Exercise objective – Where the records hold the string "JSON", show the whole line it sits on.

Element data from apps and pages:
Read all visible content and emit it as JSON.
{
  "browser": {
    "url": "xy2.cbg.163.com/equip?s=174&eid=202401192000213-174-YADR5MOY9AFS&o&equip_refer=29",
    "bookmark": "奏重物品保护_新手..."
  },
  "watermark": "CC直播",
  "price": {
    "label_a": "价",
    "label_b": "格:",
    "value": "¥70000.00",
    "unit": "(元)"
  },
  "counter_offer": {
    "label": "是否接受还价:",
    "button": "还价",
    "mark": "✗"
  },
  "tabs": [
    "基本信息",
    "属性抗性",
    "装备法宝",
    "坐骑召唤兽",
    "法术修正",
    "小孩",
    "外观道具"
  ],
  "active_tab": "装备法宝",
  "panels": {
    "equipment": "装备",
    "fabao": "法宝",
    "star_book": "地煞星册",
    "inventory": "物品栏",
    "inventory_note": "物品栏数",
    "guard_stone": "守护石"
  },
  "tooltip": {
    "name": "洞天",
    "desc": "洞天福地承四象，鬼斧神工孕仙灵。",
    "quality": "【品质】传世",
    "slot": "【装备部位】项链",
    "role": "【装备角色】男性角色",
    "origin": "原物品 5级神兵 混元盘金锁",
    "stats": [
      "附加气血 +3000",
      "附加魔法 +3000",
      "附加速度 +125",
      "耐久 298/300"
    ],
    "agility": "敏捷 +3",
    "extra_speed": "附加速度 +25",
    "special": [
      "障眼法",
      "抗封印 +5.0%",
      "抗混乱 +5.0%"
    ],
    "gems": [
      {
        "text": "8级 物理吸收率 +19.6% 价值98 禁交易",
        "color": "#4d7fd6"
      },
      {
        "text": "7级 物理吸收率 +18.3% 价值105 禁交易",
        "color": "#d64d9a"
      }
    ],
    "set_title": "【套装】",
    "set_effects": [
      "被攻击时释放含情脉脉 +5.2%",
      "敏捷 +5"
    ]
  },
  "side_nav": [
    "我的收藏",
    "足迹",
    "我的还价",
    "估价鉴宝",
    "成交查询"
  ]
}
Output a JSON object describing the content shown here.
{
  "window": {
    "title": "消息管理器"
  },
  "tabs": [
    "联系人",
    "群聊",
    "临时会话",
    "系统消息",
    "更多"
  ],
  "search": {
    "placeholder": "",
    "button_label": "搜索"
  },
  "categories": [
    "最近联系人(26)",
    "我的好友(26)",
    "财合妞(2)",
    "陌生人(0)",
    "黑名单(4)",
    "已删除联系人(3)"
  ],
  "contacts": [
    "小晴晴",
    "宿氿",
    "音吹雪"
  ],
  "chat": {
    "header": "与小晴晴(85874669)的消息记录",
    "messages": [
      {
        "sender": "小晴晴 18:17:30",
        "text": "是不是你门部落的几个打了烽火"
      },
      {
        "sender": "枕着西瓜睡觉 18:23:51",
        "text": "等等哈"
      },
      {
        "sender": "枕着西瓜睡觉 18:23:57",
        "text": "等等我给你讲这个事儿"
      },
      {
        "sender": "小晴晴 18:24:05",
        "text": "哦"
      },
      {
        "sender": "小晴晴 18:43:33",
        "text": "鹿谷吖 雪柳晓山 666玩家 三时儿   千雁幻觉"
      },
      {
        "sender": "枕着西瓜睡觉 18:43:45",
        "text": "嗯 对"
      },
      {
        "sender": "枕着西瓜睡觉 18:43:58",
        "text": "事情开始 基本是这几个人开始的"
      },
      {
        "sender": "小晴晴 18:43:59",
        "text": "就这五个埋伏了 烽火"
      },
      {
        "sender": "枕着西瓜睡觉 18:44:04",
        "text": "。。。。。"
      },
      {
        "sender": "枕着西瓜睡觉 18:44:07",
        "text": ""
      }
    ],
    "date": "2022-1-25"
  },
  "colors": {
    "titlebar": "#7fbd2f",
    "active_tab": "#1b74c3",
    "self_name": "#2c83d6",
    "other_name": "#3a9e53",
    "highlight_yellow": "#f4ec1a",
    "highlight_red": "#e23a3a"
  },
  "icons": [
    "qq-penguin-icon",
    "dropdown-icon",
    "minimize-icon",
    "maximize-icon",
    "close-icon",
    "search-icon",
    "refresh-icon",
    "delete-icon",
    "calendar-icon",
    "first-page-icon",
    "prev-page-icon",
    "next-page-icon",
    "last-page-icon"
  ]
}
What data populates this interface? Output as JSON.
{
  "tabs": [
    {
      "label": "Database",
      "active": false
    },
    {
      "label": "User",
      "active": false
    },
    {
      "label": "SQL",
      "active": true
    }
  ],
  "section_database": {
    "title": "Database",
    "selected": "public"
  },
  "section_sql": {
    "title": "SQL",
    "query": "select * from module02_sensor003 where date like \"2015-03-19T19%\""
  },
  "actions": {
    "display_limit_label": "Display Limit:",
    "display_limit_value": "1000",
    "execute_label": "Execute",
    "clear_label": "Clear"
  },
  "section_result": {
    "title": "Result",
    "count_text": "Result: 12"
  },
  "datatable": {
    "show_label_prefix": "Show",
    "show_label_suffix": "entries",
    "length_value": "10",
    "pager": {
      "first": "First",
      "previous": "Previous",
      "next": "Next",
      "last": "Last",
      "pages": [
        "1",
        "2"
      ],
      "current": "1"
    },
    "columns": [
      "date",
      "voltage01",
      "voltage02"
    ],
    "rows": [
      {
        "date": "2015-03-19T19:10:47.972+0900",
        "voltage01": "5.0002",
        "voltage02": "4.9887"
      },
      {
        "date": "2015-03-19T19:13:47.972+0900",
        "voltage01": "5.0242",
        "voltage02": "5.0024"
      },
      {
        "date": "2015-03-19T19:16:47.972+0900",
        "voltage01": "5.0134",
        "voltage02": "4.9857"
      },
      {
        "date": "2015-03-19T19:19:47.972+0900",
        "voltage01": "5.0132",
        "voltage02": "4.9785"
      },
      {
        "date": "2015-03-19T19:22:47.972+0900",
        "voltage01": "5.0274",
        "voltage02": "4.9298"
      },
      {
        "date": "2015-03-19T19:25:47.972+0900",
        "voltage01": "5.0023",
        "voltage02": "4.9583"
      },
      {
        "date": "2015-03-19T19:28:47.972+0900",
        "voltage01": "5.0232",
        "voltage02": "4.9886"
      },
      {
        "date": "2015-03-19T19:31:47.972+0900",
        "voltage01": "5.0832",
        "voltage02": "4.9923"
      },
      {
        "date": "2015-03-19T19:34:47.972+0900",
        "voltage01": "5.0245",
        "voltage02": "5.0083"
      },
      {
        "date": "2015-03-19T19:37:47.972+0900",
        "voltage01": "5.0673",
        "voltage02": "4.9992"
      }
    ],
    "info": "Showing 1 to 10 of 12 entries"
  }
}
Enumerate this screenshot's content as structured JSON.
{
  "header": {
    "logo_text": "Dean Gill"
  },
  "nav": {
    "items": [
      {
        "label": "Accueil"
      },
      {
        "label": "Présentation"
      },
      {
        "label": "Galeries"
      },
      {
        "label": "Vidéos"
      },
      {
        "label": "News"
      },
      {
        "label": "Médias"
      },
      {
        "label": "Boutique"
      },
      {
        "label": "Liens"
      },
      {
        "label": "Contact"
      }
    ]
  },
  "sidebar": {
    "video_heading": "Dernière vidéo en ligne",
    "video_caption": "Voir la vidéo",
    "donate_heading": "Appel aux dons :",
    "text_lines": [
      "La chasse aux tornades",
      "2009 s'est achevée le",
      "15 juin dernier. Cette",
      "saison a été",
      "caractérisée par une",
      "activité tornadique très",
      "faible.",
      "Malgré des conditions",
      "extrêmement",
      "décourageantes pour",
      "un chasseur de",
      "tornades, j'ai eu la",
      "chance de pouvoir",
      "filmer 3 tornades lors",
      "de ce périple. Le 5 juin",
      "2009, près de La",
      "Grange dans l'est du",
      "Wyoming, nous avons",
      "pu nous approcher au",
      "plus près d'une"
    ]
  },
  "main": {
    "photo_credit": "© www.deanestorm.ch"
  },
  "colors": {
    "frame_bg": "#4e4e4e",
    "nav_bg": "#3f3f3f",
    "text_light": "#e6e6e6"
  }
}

Task result –
Read all visible content and emit it as JSON.
Output a JSON object describing the content shown here.
What data populates this interface? Output as JSON.
Enumerate this screenshot's content as structured JSON.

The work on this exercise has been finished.